╔══
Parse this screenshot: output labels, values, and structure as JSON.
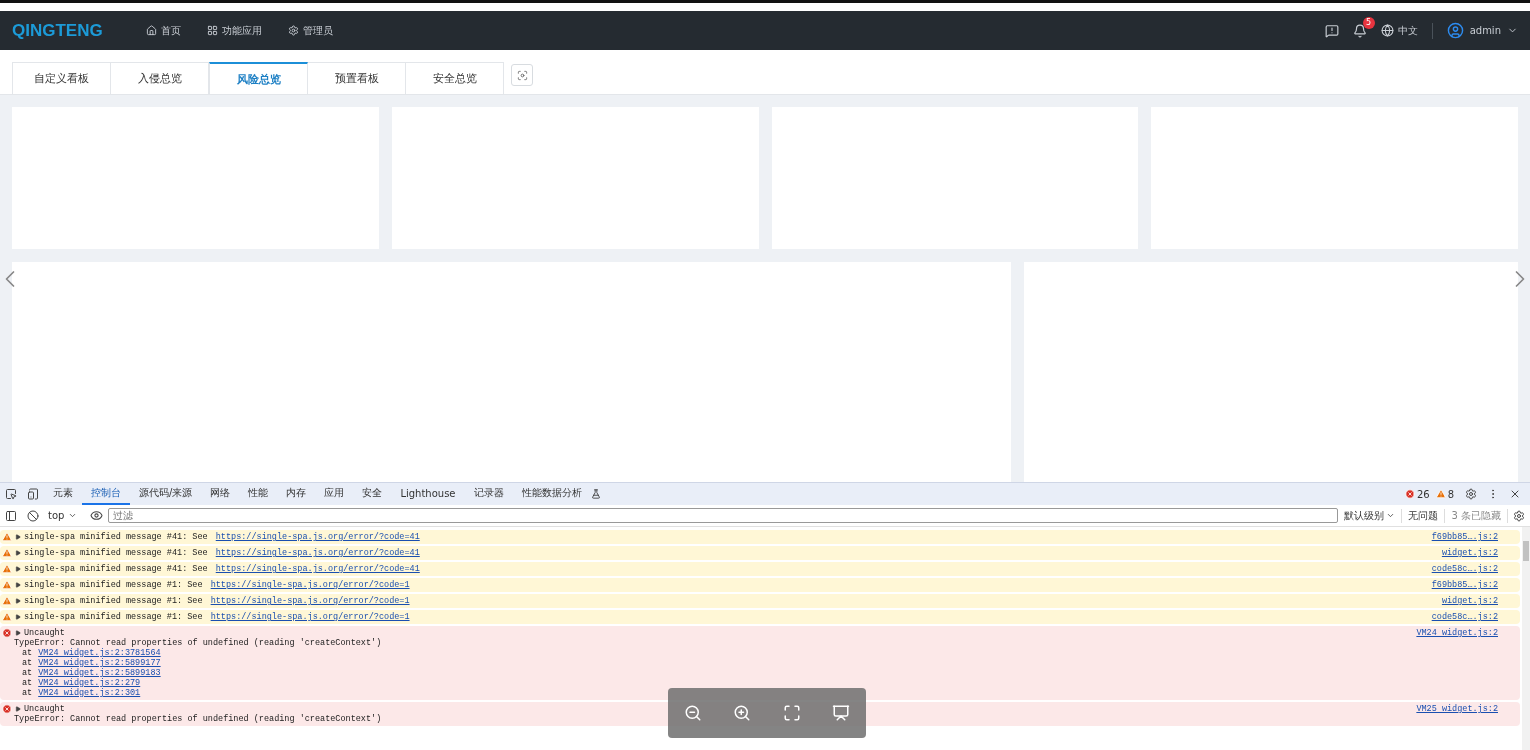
{
  "header": {
    "logo": "QINGTENG",
    "nav": [
      {
        "kind": "home",
        "label": "首页"
      },
      {
        "kind": "apps",
        "label": "功能应用"
      },
      {
        "kind": "admin",
        "label": "管理员"
      }
    ],
    "notification_count": "5",
    "language": "中文",
    "user": "admin"
  },
  "tabs": [
    {
      "label": "自定义看板",
      "selected": false
    },
    {
      "label": "入侵总览",
      "selected": false
    },
    {
      "label": "风险总览",
      "selected": true
    },
    {
      "label": "预置看板",
      "selected": false
    },
    {
      "label": "安全总览",
      "selected": false
    }
  ],
  "devtools": {
    "tabs": [
      {
        "label": "元素",
        "selected": false
      },
      {
        "label": "控制台",
        "selected": true
      },
      {
        "label": "源代码/来源",
        "selected": false
      },
      {
        "label": "网络",
        "selected": false
      },
      {
        "label": "性能",
        "selected": false
      },
      {
        "label": "内存",
        "selected": false
      },
      {
        "label": "应用",
        "selected": false
      },
      {
        "label": "安全",
        "selected": false
      },
      {
        "label": "Lighthouse",
        "selected": false
      },
      {
        "label": "记录器",
        "selected": false
      },
      {
        "label": "性能数据分析",
        "selected": false
      }
    ],
    "error_count": "26",
    "warning_count": "8",
    "context": "top",
    "filter": {
      "placeholder": "过滤"
    },
    "level": "默认级别",
    "issues": "无问题",
    "hidden": "3 条已隐藏",
    "messages": [
      {
        "kind": "warning",
        "text": "single-spa minified message #41: See ",
        "link": "https://single-spa.js.org/error/?code=41",
        "source": "f69bb85….js:2"
      },
      {
        "kind": "warning",
        "text": "single-spa minified message #41: See ",
        "link": "https://single-spa.js.org/error/?code=41",
        "source": "widget.js:2"
      },
      {
        "kind": "warning",
        "text": "single-spa minified message #41: See ",
        "link": "https://single-spa.js.org/error/?code=41",
        "source": "code58c….js:2"
      },
      {
        "kind": "warning",
        "text": "single-spa minified message #1: See ",
        "link": "https://single-spa.js.org/error/?code=1",
        "source": "f69bb85….js:2"
      },
      {
        "kind": "warning",
        "text": "single-spa minified message #1: See ",
        "link": "https://single-spa.js.org/error/?code=1",
        "source": "widget.js:2"
      },
      {
        "kind": "warning",
        "text": "single-spa minified message #1: See ",
        "link": "https://single-spa.js.org/error/?code=1",
        "source": "code58c….js:2"
      },
      {
        "kind": "error",
        "text": "Uncaught",
        "detail": "TypeError: Cannot read properties of undefined (reading 'createContext')",
        "stack": [
          {
            "prefix": "at",
            "link": "VM24 widget.js:2:3781564"
          },
          {
            "prefix": "at",
            "link": "VM24 widget.js:2:5899177"
          },
          {
            "prefix": "at",
            "link": "VM24 widget.js:2:5899183"
          },
          {
            "prefix": "at",
            "link": "VM24 widget.js:2:279"
          },
          {
            "prefix": "at",
            "link": "VM24 widget.js:2:301"
          }
        ],
        "source": "VM24 widget.js:2"
      },
      {
        "kind": "error",
        "text": "Uncaught",
        "detail": "TypeError: Cannot read properties of undefined (reading 'createContext')",
        "source": "VM25 widget.js:2"
      }
    ]
  }
}
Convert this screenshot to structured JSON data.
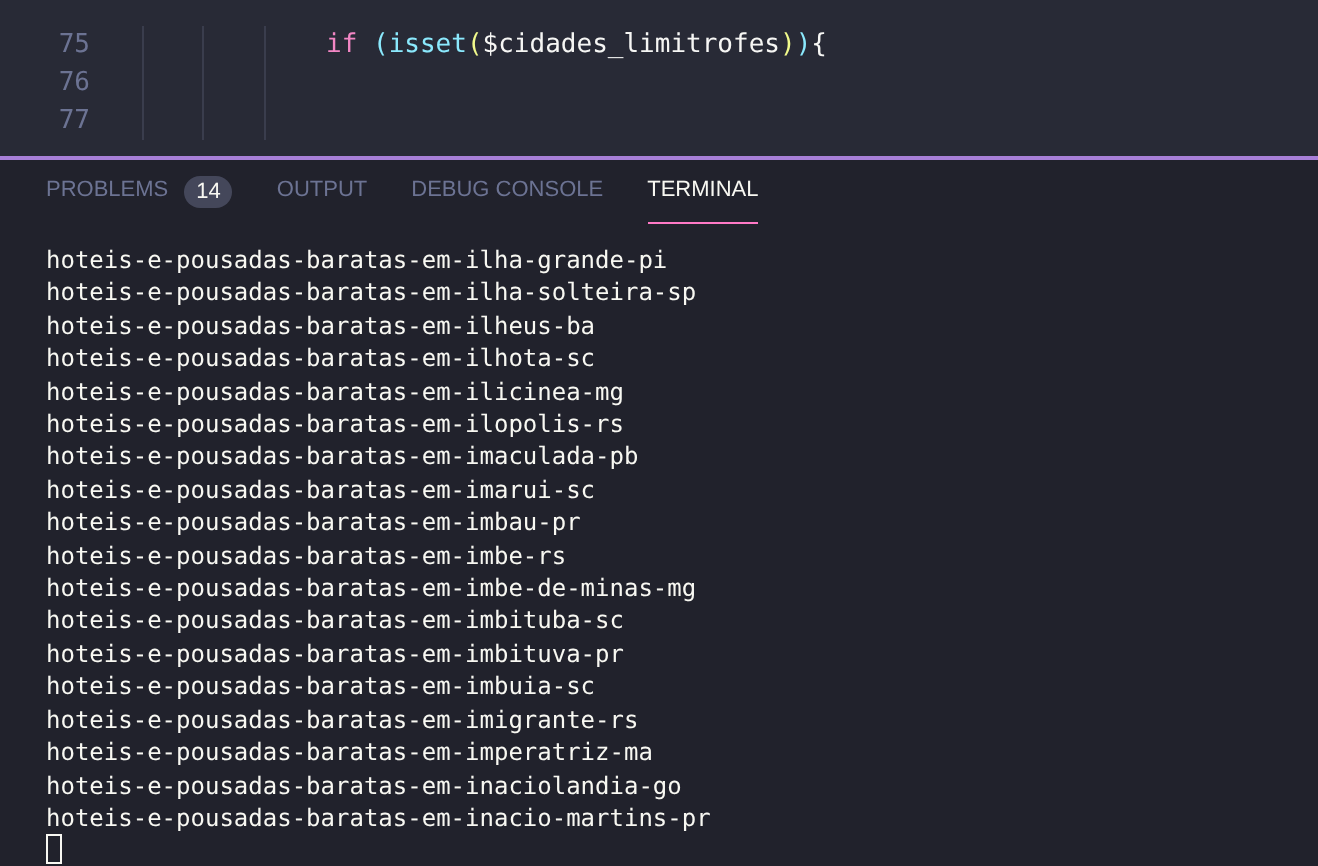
{
  "editor": {
    "lines": [
      {
        "number": "75",
        "tokens": [
          {
            "text": "if",
            "kind": "keyword"
          },
          {
            "text": " (",
            "kind": "bracket1"
          },
          {
            "text": "isset",
            "kind": "function"
          },
          {
            "text": "(",
            "kind": "bracket2"
          },
          {
            "text": "$cidades_limitrofes",
            "kind": "variable"
          },
          {
            "text": ")",
            "kind": "bracket2"
          },
          {
            "text": ")",
            "kind": "bracket1"
          },
          {
            "text": "{",
            "kind": "plain"
          }
        ]
      },
      {
        "number": "76"
      },
      {
        "number": "77"
      }
    ]
  },
  "panel": {
    "tabs": [
      {
        "label": "PROBLEMS",
        "badge": "14",
        "selected": false
      },
      {
        "label": "OUTPUT",
        "selected": false
      },
      {
        "label": "DEBUG CONSOLE",
        "selected": false
      },
      {
        "label": "TERMINAL",
        "selected": true
      }
    ],
    "terminal": {
      "lines": [
        "hoteis-e-pousadas-baratas-em-ilha-grande-pi",
        "hoteis-e-pousadas-baratas-em-ilha-solteira-sp",
        "hoteis-e-pousadas-baratas-em-ilheus-ba",
        "hoteis-e-pousadas-baratas-em-ilhota-sc",
        "hoteis-e-pousadas-baratas-em-ilicinea-mg",
        "hoteis-e-pousadas-baratas-em-ilopolis-rs",
        "hoteis-e-pousadas-baratas-em-imaculada-pb",
        "hoteis-e-pousadas-baratas-em-imarui-sc",
        "hoteis-e-pousadas-baratas-em-imbau-pr",
        "hoteis-e-pousadas-baratas-em-imbe-rs",
        "hoteis-e-pousadas-baratas-em-imbe-de-minas-mg",
        "hoteis-e-pousadas-baratas-em-imbituba-sc",
        "hoteis-e-pousadas-baratas-em-imbituva-pr",
        "hoteis-e-pousadas-baratas-em-imbuia-sc",
        "hoteis-e-pousadas-baratas-em-imigrante-rs",
        "hoteis-e-pousadas-baratas-em-imperatriz-ma",
        "hoteis-e-pousadas-baratas-em-inaciolandia-go",
        "hoteis-e-pousadas-baratas-em-inacio-martins-pr"
      ]
    }
  }
}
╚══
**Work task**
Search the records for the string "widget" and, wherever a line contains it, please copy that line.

**Solution**
        "source": "widget.js:2"
        "source": "widget.js:2"
            "link": "VM24 widget.js:2:3781564"
            "link": "VM24 widget.js:2:5899177"
            "link": "VM24 widget.js:2:5899183"
            "link": "VM24 widget.js:2:279"
            "link": "VM24 widget.js:2:301"
        "source": "VM24 widget.js:2"
        "source": "VM25 widget.js:2"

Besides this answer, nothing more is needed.